A new study found that dividing packaging into approximate serving sizes helped users to avoid accidentally getting too high
Horror stories abound with edibles, mainly because beginners often misunderstand the effects of THC. If you include yourself among this group, you’re not alone. According to a new University of Waterloo study, not many cannabis consumers understand what the THC numbers on edibles mean or how high it could get them.
Researchers determined that symbols indicating whether an edible was strong or mild better helped users understand the potency of a given marijuana product. Dividing packaging into approximate serving sizes also helped users avoid getting too high and instead ingesting the targeted amount. Surveying nearly 1,000 Canadians ages 16 to 30, the study reported that most consumers could not identify whether an edible had “high” or “low” levels of THC based on current labeling standards.

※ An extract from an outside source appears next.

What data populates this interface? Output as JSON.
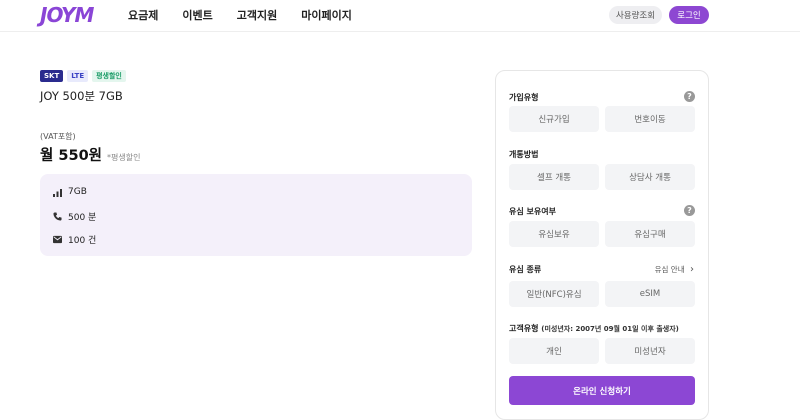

“We’ve known for many years that people struggle to understand the numbers on the back of food packages and cigarette packages,” said David Hammond, a co-author in the study. “Consumers seem to have equal or even more difficulty with THC numbers, which are used to indicate the potency of cannabis products.”
Scientists ran two different experiments to analyze consumer knowledge of cannabis edibles. In the first, participants were asked how many servings were in a given edible package. Participants were either given a package with no label, a label that expressed THC content in milligrams (mgs), or a label that stated how many “doses” of THC there were in each product. Among those given a label with THC content in mgs, which is the industry standard, only 13.4% of respondents could determine a recommended serving. In contrast, 54.1% of those who were given labels with the number of doses per package and 7.1% of those who were given no label answered correctly.

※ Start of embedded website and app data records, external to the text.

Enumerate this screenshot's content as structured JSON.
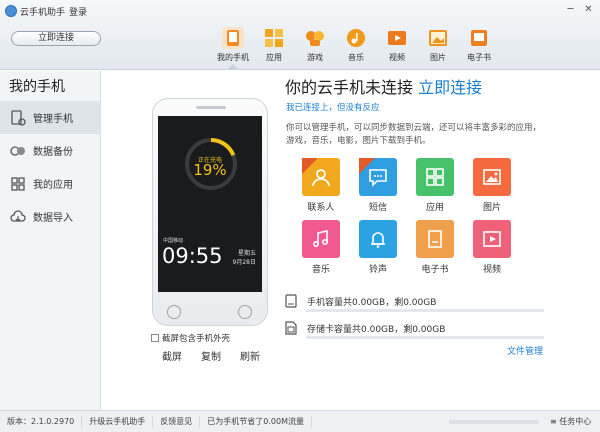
{
  "window": {
    "app_title": "云手机助手",
    "login": "登录",
    "minimize": "─",
    "close": "✕"
  },
  "toolbar": {
    "connect_button": "立即连接",
    "nav": [
      {
        "label": "我的手机",
        "icon": "phone-icon",
        "color": "#f08a24",
        "active": true
      },
      {
        "label": "应用",
        "icon": "apps-icon",
        "color": "#f2a51d"
      },
      {
        "label": "游戏",
        "icon": "gamepad-icon",
        "color": "#f28b1d"
      },
      {
        "label": "音乐",
        "icon": "music-icon",
        "color": "#f0991b"
      },
      {
        "label": "视频",
        "icon": "video-icon",
        "color": "#ef7a1e"
      },
      {
        "label": "图片",
        "icon": "picture-icon",
        "color": "#f0931c"
      },
      {
        "label": "电子书",
        "icon": "ebook-icon",
        "color": "#ee7f22"
      }
    ]
  },
  "sidebar": {
    "title": "我的手机",
    "items": [
      {
        "label": "管理手机",
        "icon": "manage-phone-icon",
        "active": true
      },
      {
        "label": "数据备份",
        "icon": "backup-icon"
      },
      {
        "label": "我的应用",
        "icon": "my-apps-icon"
      },
      {
        "label": "数据导入",
        "icon": "cloud-import-icon"
      }
    ]
  },
  "phone": {
    "charge_label": "正在充电",
    "charge_percent": "19%",
    "charge_level": 0.19,
    "carrier": "中国移动",
    "time": "09:55",
    "weekday": "星期五",
    "date": "9月28日",
    "shell_option": "截屏包含手机外壳",
    "actions": [
      "截屏",
      "复制",
      "刷新"
    ]
  },
  "main": {
    "headline": "你的云手机未连接",
    "headline_link": "立即连接",
    "sub_link": "我已连接上，但没有反应",
    "description": "你可以管理手机，可以同步数据到云端，还可以将丰富多彩的应用，游戏，音乐，电影，图片下载到手机。",
    "tiles": [
      {
        "label": "联系人",
        "icon": "contacts-icon",
        "color": "#f2a81d",
        "badge": true
      },
      {
        "label": "短信",
        "icon": "sms-icon",
        "color": "#2f9fe2",
        "badge": true
      },
      {
        "label": "应用",
        "icon": "apps-icon",
        "color": "#48c26a"
      },
      {
        "label": "图片",
        "icon": "picture-icon",
        "color": "#f46a3e"
      },
      {
        "label": "音乐",
        "icon": "music-icon",
        "color": "#f05a8e"
      },
      {
        "label": "铃声",
        "icon": "bell-icon",
        "color": "#2ba3e3"
      },
      {
        "label": "电子书",
        "icon": "ebook-icon",
        "color": "#f0a04a"
      },
      {
        "label": "视频",
        "icon": "video-icon",
        "color": "#ef6179"
      }
    ],
    "storage": [
      {
        "label": "手机容量共0.00GB，剩0.00GB",
        "icon": "phone-storage-icon",
        "used": 0
      },
      {
        "label": "存储卡容量共0.00GB，剩0.00GB",
        "icon": "sd-card-icon",
        "used": 0
      }
    ],
    "file_manager": "文件管理"
  },
  "status": {
    "version": "版本：2.1.0.2970",
    "upgrade": "升级云手机助手",
    "feedback": "反馈意见",
    "saved": "已为手机节省了0.00M流量",
    "tasks": "任务中心"
  }
}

Scientists used a “traffic light system” labeling cannabis edibles in the second experiment. A “green” sticker symbolized “low” THC potency while red meant “high.” Using this system, 85% of participants correctly chose whether an edible had high or low THC. When using standard numerical THC values, only 33% of respondents were right in assessing high or low THC levels.

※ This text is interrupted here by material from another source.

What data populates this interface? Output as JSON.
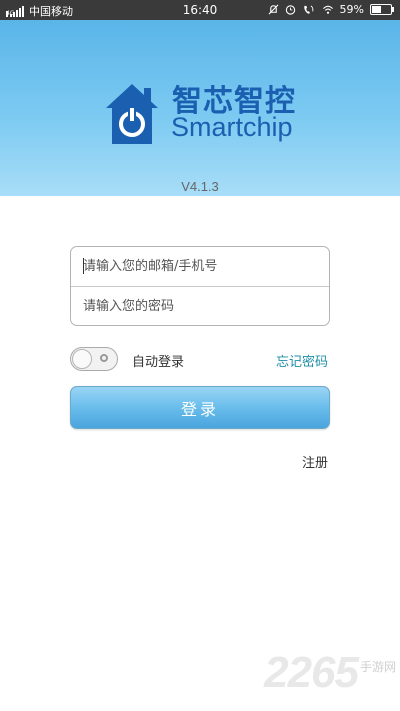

“Effective THC labelling and packaging could help reduce to accidental over-consumption of cannabis edibles and adverse events, which have increased in jurisdictions that have legalized recreational cannabis,” Hammond said. “However, the findings suggest that consumers will need easier-to-understand THC information for other products, including oils, concentrates and dried flower.”